## Problem to work on
For the data that follows, report how many lines contain the word "filename", and nothing else.

Element data from apps and pages:
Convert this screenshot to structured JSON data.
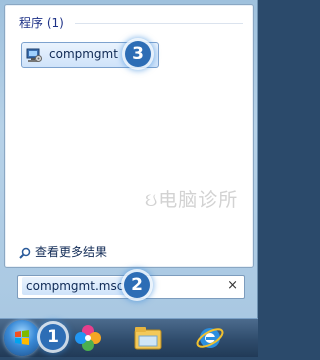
{
  "start_menu": {
    "programs_header": "程序 (1)",
    "results": [
      {
        "label": "compmgmt",
        "icon": "computer-management-icon"
      }
    ],
    "see_more_label": "查看更多结果",
    "search": {
      "value": "compmgmt.msc",
      "clear_label": "×"
    },
    "watermark": "电脑诊所"
  },
  "step_badges": {
    "search_box": "2",
    "result_item": "3",
    "start_button": "1"
  },
  "taskbar": {
    "icons": [
      "start-orb-icon",
      "pinwheel-app-icon",
      "file-explorer-icon",
      "internet-explorer-icon"
    ]
  },
  "colors": {
    "accent": "#2d6db5",
    "header_text": "#1e3287"
  }
}
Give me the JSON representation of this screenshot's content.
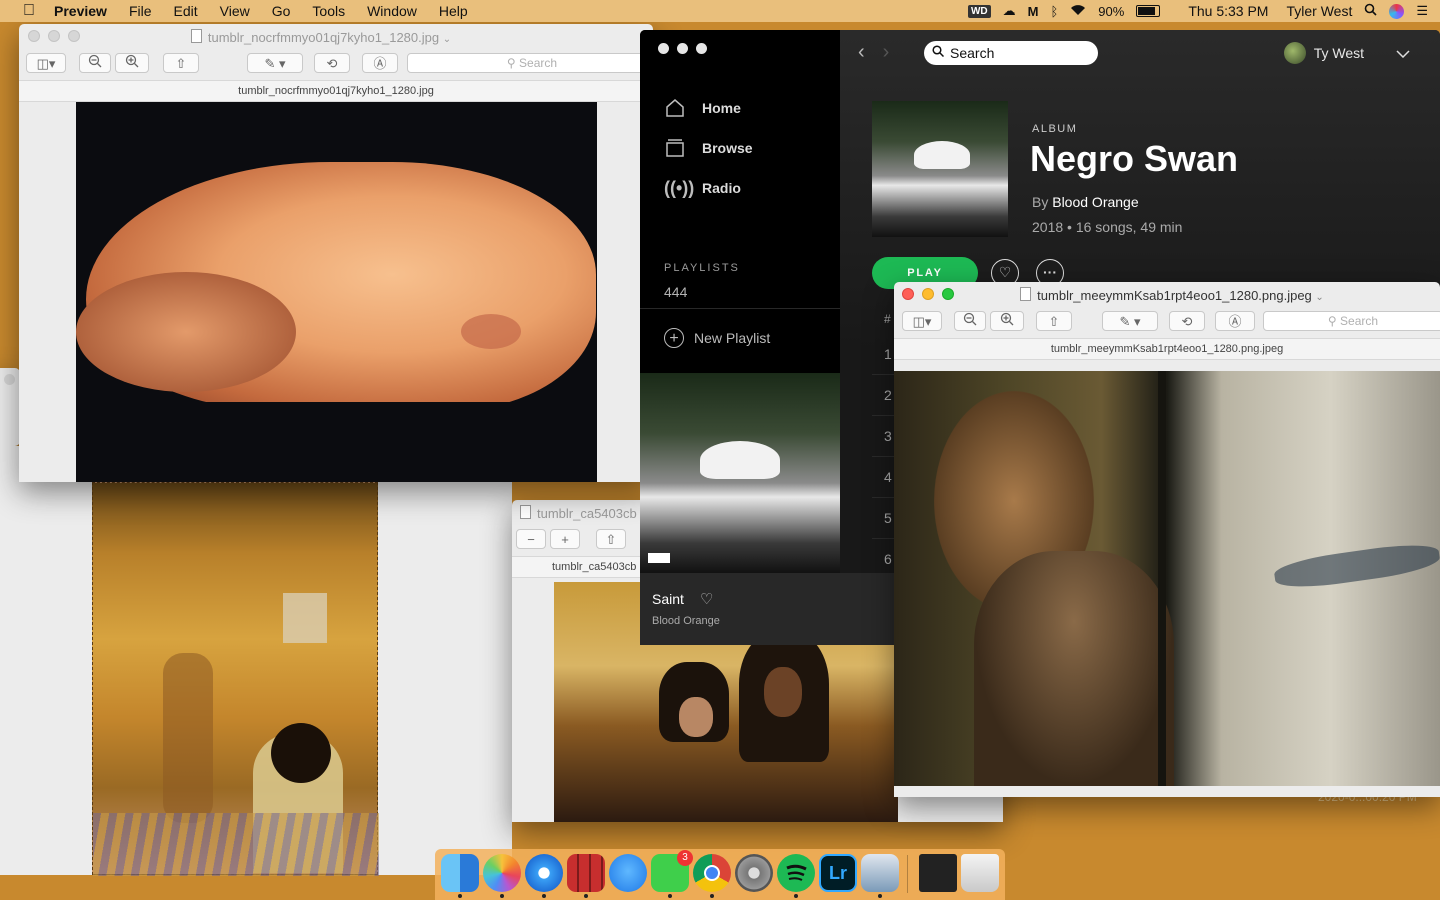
{
  "menubar": {
    "app": "Preview",
    "items": [
      "File",
      "Edit",
      "View",
      "Go",
      "Tools",
      "Window",
      "Help"
    ],
    "battery": "90%",
    "battery_level": 0.9,
    "clock": "Thu 5:33 PM",
    "user": "Tyler West",
    "status_icons": [
      "wd-icon",
      "creative-cloud-icon",
      "m-icon",
      "bluetooth-icon",
      "wifi-icon",
      "battery-icon",
      "search-icon",
      "siri-icon",
      "list-icon"
    ]
  },
  "preview1": {
    "title": "tumblr_nocrfmmyo01qj7kyho1_1280.jpg",
    "filename": "tumblr_nocrfmmyo01qj7kyho1_1280.jpg",
    "search_placeholder": "Search"
  },
  "preview2": {
    "title": "tumblr_ca5403cb",
    "filename": "tumblr_ca5403cb"
  },
  "preview3": {
    "title": "tumblr_meeymmKsab1rpt4eoo1_1280.png.jpeg",
    "filename": "tumblr_meeymmKsab1rpt4eoo1_1280.png.jpeg",
    "search_placeholder": "Search"
  },
  "spotify": {
    "nav": [
      {
        "label": "Home",
        "icon": "home-icon"
      },
      {
        "label": "Browse",
        "icon": "browse-icon"
      },
      {
        "label": "Radio",
        "icon": "radio-icon"
      }
    ],
    "playlists_title": "PLAYLISTS",
    "playlists_count": "444",
    "new_playlist": "New Playlist",
    "search_placeholder": "Search",
    "user_name": "Ty West",
    "album": {
      "kicker": "ALBUM",
      "title": "Negro Swan",
      "by_prefix": "By",
      "artist": "Blood Orange",
      "meta": "2018 • 16 songs, 49 min"
    },
    "play_label": "PLAY",
    "track_header": "#",
    "track_numbers": [
      "1",
      "2",
      "3",
      "4",
      "5",
      "6"
    ],
    "now_playing": {
      "title": "Saint",
      "artist": "Blood Orange"
    },
    "accent": "#1db954"
  },
  "desktop": {
    "background": "#c8892e",
    "partial_text": "2020-0...00.20 PM"
  },
  "dock": {
    "apps": [
      "finder-icon",
      "photos-icon",
      "safari-icon",
      "photo-booth-icon",
      "messages-icon",
      "facetime-icon",
      "chrome-icon",
      "system-preferences-icon",
      "spotify-icon",
      "lightroom-icon",
      "preview-icon",
      "screen-capture-icon",
      "trash-icon"
    ],
    "facetime_badge": "3",
    "lightroom_label": "Lr"
  }
}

## Result for this exercise
3